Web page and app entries
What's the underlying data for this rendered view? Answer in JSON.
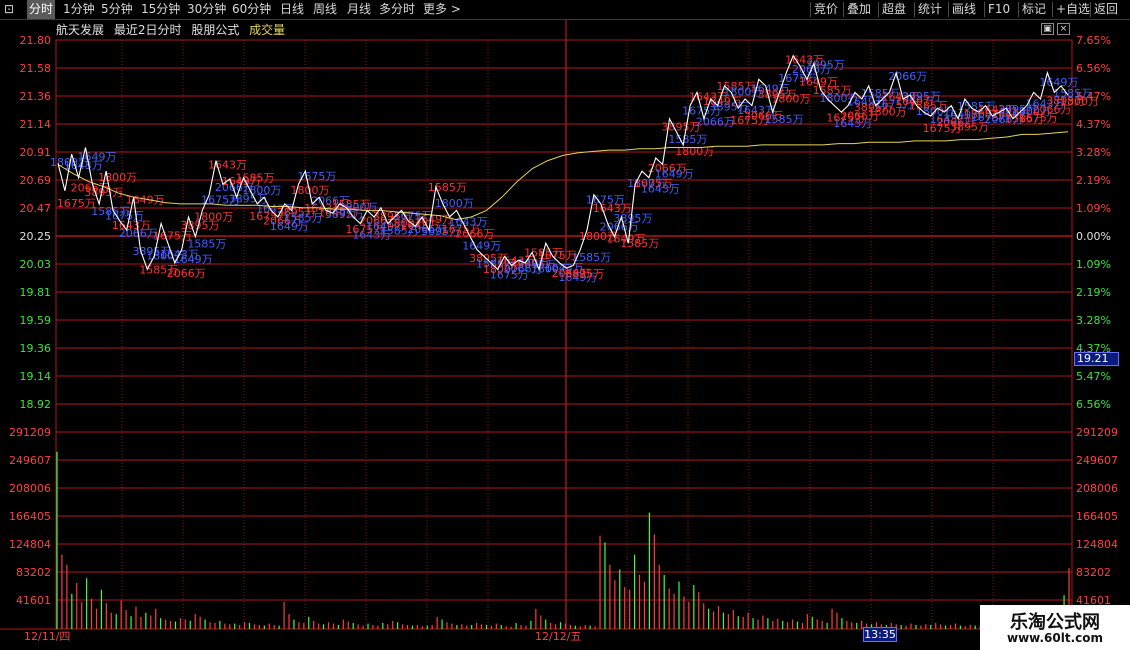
{
  "toolbar": {
    "items": [
      "分时",
      "1分钟",
      "5分钟",
      "15分钟",
      "30分钟",
      "60分钟",
      "日线",
      "周线",
      "月线",
      "多分时",
      "更多 >"
    ],
    "right_items": [
      "竞价",
      "叠加",
      "超盘",
      "统计",
      "画线",
      "F10",
      "标记",
      "+自选",
      "返回"
    ],
    "active_index": 0
  },
  "title": {
    "stock": "航天发展",
    "mode": "最近2日分时",
    "formula": "股朋公式",
    "volume": "成交量"
  },
  "chart_data": [
    {
      "type": "line",
      "name_hint": "intraday-price",
      "y_ticks_left": [
        "21.80",
        "21.58",
        "21.36",
        "21.14",
        "20.91",
        "20.69",
        "20.47",
        "20.25",
        "20.03",
        "19.81",
        "19.59",
        "19.36",
        "19.14",
        "18.92"
      ],
      "y_ticks_right": [
        "7.65%",
        "6.56%",
        "5.47%",
        "4.37%",
        "3.28%",
        "2.19%",
        "1.09%",
        "0.00%",
        "1.09%",
        "2.19%",
        "3.28%",
        "4.37%",
        "5.47%",
        "6.56%"
      ],
      "ylim": [
        18.81,
        21.8
      ],
      "base_price": 20.25,
      "x_ticks": [
        "12/11/四",
        "12/12/五"
      ],
      "price_series": [
        20.86,
        20.65,
        20.93,
        20.75,
        20.98,
        20.7,
        20.55,
        20.8,
        20.5,
        20.42,
        20.35,
        20.6,
        20.2,
        20.05,
        20.15,
        20.4,
        20.25,
        20.1,
        20.2,
        20.45,
        20.3,
        20.5,
        20.62,
        20.88,
        20.7,
        20.74,
        20.6,
        20.75,
        20.65,
        20.55,
        20.6,
        20.5,
        20.45,
        20.55,
        20.5,
        20.7,
        20.8,
        20.55,
        20.6,
        20.5,
        20.48,
        20.55,
        20.52,
        20.45,
        20.4,
        20.5,
        20.45,
        20.52,
        20.4,
        20.45,
        20.5,
        20.42,
        20.38,
        20.45,
        20.35,
        20.68,
        20.55,
        20.45,
        20.5,
        20.4,
        20.3,
        20.2,
        20.15,
        20.1,
        20.05,
        20.15,
        20.08,
        20.12,
        20.1,
        20.18,
        20.05,
        20.25,
        20.15,
        20.1,
        20.06,
        20.08,
        20.2,
        20.35,
        20.62,
        20.55,
        20.4,
        20.3,
        20.45,
        20.25,
        20.7,
        20.8,
        20.75,
        20.9,
        20.85,
        21.2,
        21.1,
        21.0,
        21.3,
        21.4,
        21.2,
        21.35,
        21.3,
        21.45,
        21.4,
        21.28,
        21.35,
        21.3,
        21.5,
        21.45,
        21.25,
        21.4,
        21.55,
        21.68,
        21.6,
        21.5,
        21.62,
        21.42,
        21.35,
        21.3,
        21.25,
        21.3,
        21.4,
        21.35,
        21.45,
        21.3,
        21.35,
        21.4,
        21.55,
        21.35,
        21.38,
        21.3,
        21.25,
        21.22,
        21.28,
        21.25,
        21.3,
        21.2,
        21.35,
        21.28,
        21.25,
        21.3,
        21.22,
        21.25,
        21.28,
        21.2,
        21.25,
        21.3,
        21.4,
        21.35,
        21.55,
        21.4,
        21.45,
        21.38
      ],
      "avg_series": [
        20.85,
        20.78,
        20.72,
        20.68,
        20.63,
        20.6,
        20.58,
        20.56,
        20.55,
        20.55,
        20.55,
        20.54,
        20.54,
        20.54,
        20.53,
        20.53,
        20.52,
        20.52,
        20.51,
        20.51,
        20.5,
        20.5,
        20.49,
        20.48,
        20.47,
        20.46,
        20.43,
        20.45,
        20.5,
        20.6,
        20.72,
        20.82,
        20.88,
        20.92,
        20.94,
        20.95,
        20.96,
        20.96,
        20.97,
        20.97,
        20.98,
        20.98,
        20.98,
        20.99,
        20.99,
        20.99,
        21.0,
        21.0,
        21.0,
        21.0,
        21.0,
        21.01,
        21.01,
        21.02,
        21.02,
        21.02,
        21.03,
        21.03,
        21.03,
        21.04,
        21.04,
        21.05,
        21.06,
        21.08,
        21.08,
        21.09,
        21.1
      ],
      "marker_labels": [
        "1800万",
        "1675万",
        "1643万",
        "2066万",
        "1649万",
        "3895万",
        "1585万"
      ]
    },
    {
      "type": "bar",
      "name_hint": "volume",
      "y_ticks": [
        "291209",
        "249607",
        "208006",
        "166405",
        "124804",
        "83202",
        "41601"
      ],
      "ylim": [
        0,
        291209
      ],
      "volume_series": [
        262000,
        110000,
        95000,
        52000,
        68000,
        40000,
        75000,
        45000,
        30000,
        58000,
        38000,
        24000,
        22000,
        42000,
        28000,
        19000,
        33000,
        18000,
        24000,
        20000,
        30000,
        16000,
        14000,
        12000,
        11000,
        16000,
        14000,
        12000,
        22000,
        18000,
        14000,
        10000,
        9000,
        12000,
        8000,
        7000,
        8000,
        6000,
        10000,
        9000,
        7000,
        6000,
        5000,
        8000,
        6000,
        5000,
        40000,
        22000,
        14000,
        10000,
        9000,
        18000,
        12000,
        8000,
        7000,
        10000,
        8000,
        6000,
        14000,
        11000,
        9000,
        7000,
        5000,
        8000,
        6000,
        5000,
        9000,
        7000,
        12000,
        10000,
        7000,
        6000,
        5000,
        6000,
        4000,
        5000,
        6000,
        18000,
        14000,
        10000,
        8000,
        6000,
        7000,
        5000,
        6000,
        9000,
        7000,
        6000,
        5000,
        8000,
        6000,
        4000,
        3000,
        9000,
        6000,
        5000,
        12000,
        30000,
        20000,
        14000,
        9000,
        7000,
        10000,
        8000,
        6000,
        5000,
        4000,
        6000,
        5000,
        4000,
        138000,
        128000,
        95000,
        72000,
        88000,
        62000,
        58000,
        110000,
        80000,
        70000,
        172000,
        140000,
        95000,
        80000,
        60000,
        52000,
        70000,
        48000,
        40000,
        65000,
        55000,
        38000,
        30000,
        26000,
        34000,
        24000,
        22000,
        28000,
        19000,
        18000,
        24000,
        16000,
        14000,
        20000,
        16000,
        12000,
        15000,
        12000,
        10000,
        14000,
        11000,
        9000,
        22000,
        18000,
        14000,
        12000,
        9000,
        30000,
        24000,
        16000,
        12000,
        10000,
        9000,
        12000,
        8000,
        7000,
        10000,
        7000,
        6000,
        9000,
        7000,
        6000,
        5000,
        8000,
        6000,
        5000,
        7000,
        6000,
        9000,
        7000,
        5000,
        6000,
        8000,
        5000,
        4000,
        6000,
        5000,
        4000,
        7000,
        5000,
        4000,
        6000,
        5000,
        4000,
        6000,
        5000,
        4000,
        5000,
        6000,
        4000,
        5000,
        6000,
        5000,
        4000,
        50000,
        90000
      ]
    }
  ],
  "cursor": {
    "time": "13:35",
    "price": "19.21"
  },
  "watermark": {
    "name": "乐淘公式网",
    "url": "www.60lt.com"
  },
  "colors": {
    "up": "#ff3c3c",
    "down": "#3cff3c",
    "price_line": "#ffffff",
    "avg_line": "#e6d35a",
    "grid": "#b01818",
    "label_blue": "#4060ff",
    "label_red": "#ff3030"
  }
}
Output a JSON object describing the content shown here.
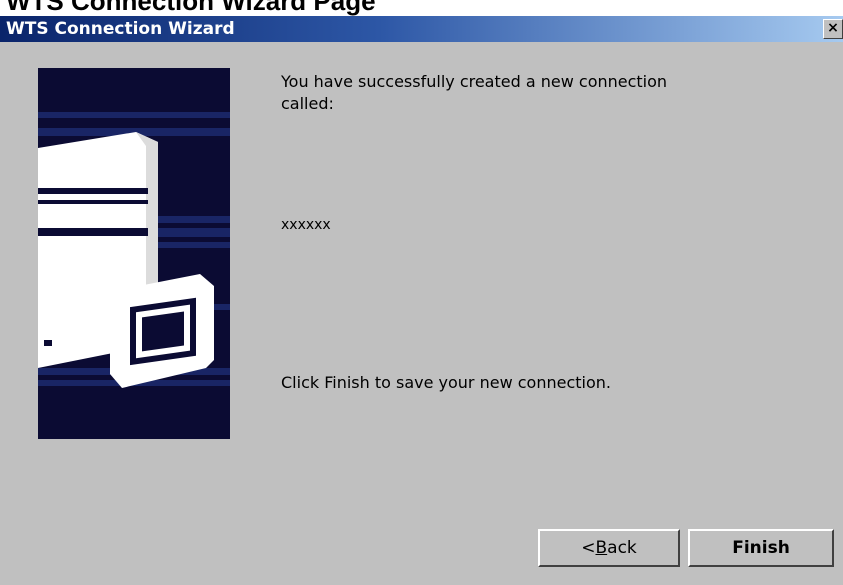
{
  "caption": "WTS Connection Wizard Page",
  "window": {
    "title": "WTS Connection Wizard",
    "close_glyph": "×"
  },
  "wizard_image": {
    "icon": "server-with-monitor-icon",
    "colors": {
      "background": "#0b0b33",
      "stripes": "#1c2a6e",
      "figure": "#ffffff"
    }
  },
  "body": {
    "created_message": "You have successfully created a new connection called:",
    "connection_name": "xxxxxx",
    "finish_message": "Click Finish to save your new connection."
  },
  "buttons": {
    "back": {
      "prefix": "<",
      "mnemonic": "B",
      "rest": "ack"
    },
    "finish": "Finish"
  },
  "colors": {
    "dialog_face": "#c0c0c0",
    "titlebar_start": "#0a246a",
    "titlebar_end": "#a6caf0",
    "title_text": "#ffffff"
  }
}
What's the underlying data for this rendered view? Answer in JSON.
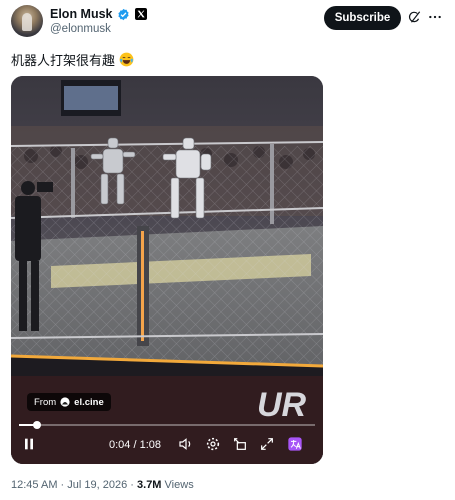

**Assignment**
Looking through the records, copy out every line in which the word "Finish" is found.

**Exercise result**
    "finish_message": "Click Finish to save your new connection."
    "finish": "Finish"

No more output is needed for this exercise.